[[ TASK DATA open ]]

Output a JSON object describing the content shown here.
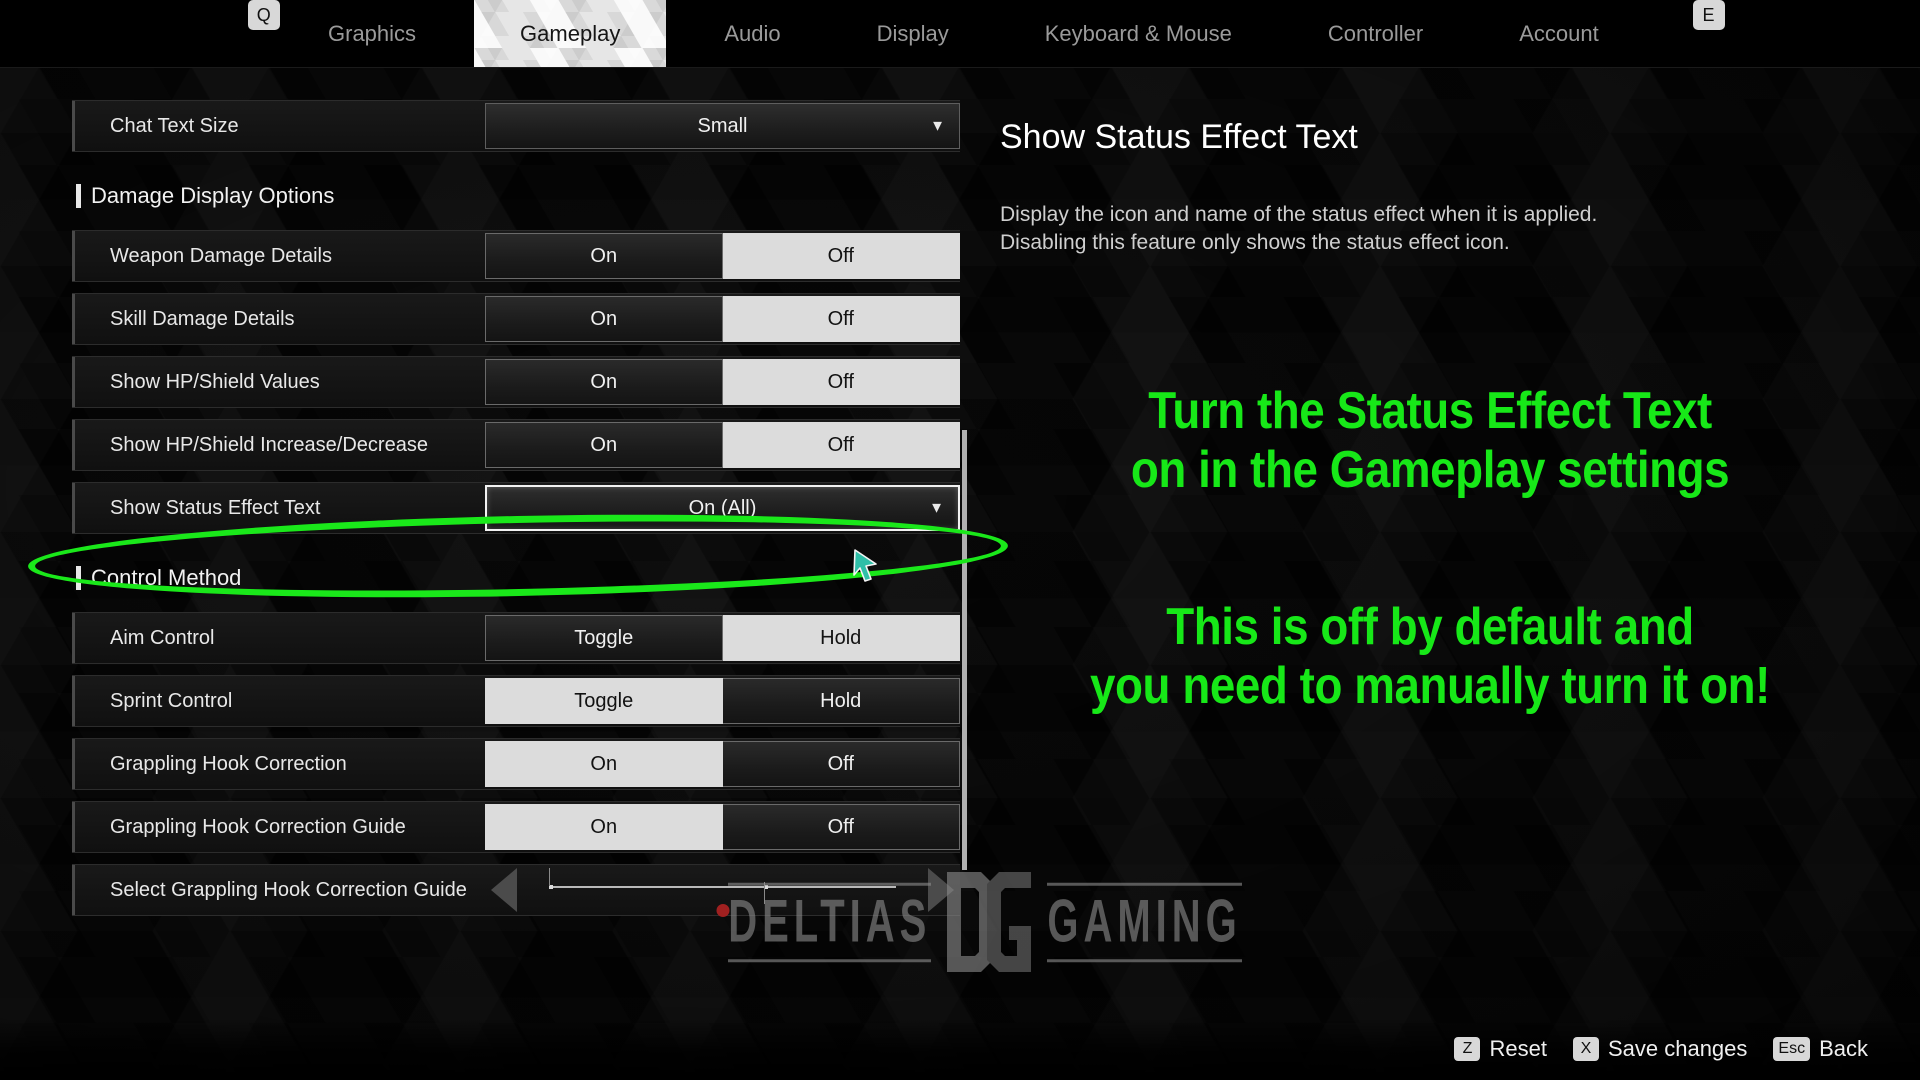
{
  "nav": {
    "left_key": "Q",
    "right_key": "E",
    "tabs": [
      {
        "label": "Graphics",
        "active": false
      },
      {
        "label": "Gameplay",
        "active": true
      },
      {
        "label": "Audio",
        "active": false
      },
      {
        "label": "Display",
        "active": false
      },
      {
        "label": "Keyboard & Mouse",
        "active": false
      },
      {
        "label": "Controller",
        "active": false
      },
      {
        "label": "Account",
        "active": false
      }
    ]
  },
  "settings": {
    "chat_text_size": {
      "label": "Chat Text Size",
      "value": "Small",
      "caret": "▼"
    },
    "section_damage": {
      "title": "Damage Display Options"
    },
    "rows_damage": [
      {
        "label": "Weapon Damage Details",
        "opt_a": "On",
        "opt_b": "Off",
        "selected": "Off"
      },
      {
        "label": "Skill Damage Details",
        "opt_a": "On",
        "opt_b": "Off",
        "selected": "Off"
      },
      {
        "label": "Show HP/Shield Values",
        "opt_a": "On",
        "opt_b": "Off",
        "selected": "Off"
      },
      {
        "label": "Show HP/Shield Increase/Decrease",
        "opt_a": "On",
        "opt_b": "Off",
        "selected": "Off"
      }
    ],
    "status_effect": {
      "label": "Show Status Effect Text",
      "value": "On (All)",
      "caret": "▼"
    },
    "section_control": {
      "title": "Control Method"
    },
    "rows_control": [
      {
        "label": "Aim Control",
        "opt_a": "Toggle",
        "opt_b": "Hold",
        "selected": "Hold"
      },
      {
        "label": "Sprint Control",
        "opt_a": "Toggle",
        "opt_b": "Hold",
        "selected": "Toggle"
      },
      {
        "label": "Grappling Hook Correction",
        "opt_a": "On",
        "opt_b": "Off",
        "selected": "On"
      },
      {
        "label": "Grappling Hook Correction Guide",
        "opt_a": "On",
        "opt_b": "Off",
        "selected": "On"
      }
    ],
    "selector_row": {
      "label": "Select Grappling Hook Correction Guide"
    }
  },
  "info": {
    "title": "Show Status Effect Text",
    "line1": "Display the icon and name of the status effect when it is applied.",
    "line2": "Disabling this feature only shows the status effect icon."
  },
  "annotations": {
    "color": "#17e818",
    "block1": "Turn the Status Effect Text\non in the Gameplay settings",
    "block2": "This is off by default and\nyou need to manually turn it on!"
  },
  "watermark": {
    "left": "DELTIAS",
    "right": "GAMING",
    "logo": "DG"
  },
  "footer": {
    "hints": [
      {
        "key": "Z",
        "label": "Reset"
      },
      {
        "key": "X",
        "label": "Save changes"
      },
      {
        "key": "Esc",
        "label": "Back"
      }
    ]
  }
}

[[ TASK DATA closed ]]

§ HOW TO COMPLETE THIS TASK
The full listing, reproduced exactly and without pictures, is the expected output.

§ RESPONSE BELOW
Output a JSON object describing the content shown here.
{
  "nav": {
    "left_key": "Q",
    "right_key": "E",
    "tabs": [
      {
        "label": "Graphics",
        "active": false
      },
      {
        "label": "Gameplay",
        "active": true
      },
      {
        "label": "Audio",
        "active": false
      },
      {
        "label": "Display",
        "active": false
      },
      {
        "label": "Keyboard & Mouse",
        "active": false
      },
      {
        "label": "Controller",
        "active": false
      },
      {
        "label": "Account",
        "active": false
      }
    ]
  },
  "settings": {
    "chat_text_size": {
      "label": "Chat Text Size",
      "value": "Small",
      "caret": "▼"
    },
    "section_damage": {
      "title": "Damage Display Options"
    },
    "rows_damage": [
      {
        "label": "Weapon Damage Details",
        "opt_a": "On",
        "opt_b": "Off",
        "selected": "Off"
      },
      {
        "label": "Skill Damage Details",
        "opt_a": "On",
        "opt_b": "Off",
        "selected": "Off"
      },
      {
        "label": "Show HP/Shield Values",
        "opt_a": "On",
        "opt_b": "Off",
        "selected": "Off"
      },
      {
        "label": "Show HP/Shield Increase/Decrease",
        "opt_a": "On",
        "opt_b": "Off",
        "selected": "Off"
      }
    ],
    "status_effect": {
      "label": "Show Status Effect Text",
      "value": "On (All)",
      "caret": "▼"
    },
    "section_control": {
      "title": "Control Method"
    },
    "rows_control": [
      {
        "label": "Aim Control",
        "opt_a": "Toggle",
        "opt_b": "Hold",
        "selected": "Hold"
      },
      {
        "label": "Sprint Control",
        "opt_a": "Toggle",
        "opt_b": "Hold",
        "selected": "Toggle"
      },
      {
        "label": "Grappling Hook Correction",
        "opt_a": "On",
        "opt_b": "Off",
        "selected": "On"
      },
      {
        "label": "Grappling Hook Correction Guide",
        "opt_a": "On",
        "opt_b": "Off",
        "selected": "On"
      }
    ],
    "selector_row": {
      "label": "Select Grappling Hook Correction Guide"
    }
  },
  "info": {
    "title": "Show Status Effect Text",
    "line1": "Display the icon and name of the status effect when it is applied.",
    "line2": "Disabling this feature only shows the status effect icon."
  },
  "annotations": {
    "color": "#17e818",
    "block1": "Turn the Status Effect Text\non in the Gameplay settings",
    "block2": "This is off by default and\nyou need to manually turn it on!"
  },
  "watermark": {
    "left": "DELTIAS",
    "right": "GAMING",
    "logo": "DG"
  },
  "footer": {
    "hints": [
      {
        "key": "Z",
        "label": "Reset"
      },
      {
        "key": "X",
        "label": "Save changes"
      },
      {
        "key": "Esc",
        "label": "Back"
      }
    ]
  }
}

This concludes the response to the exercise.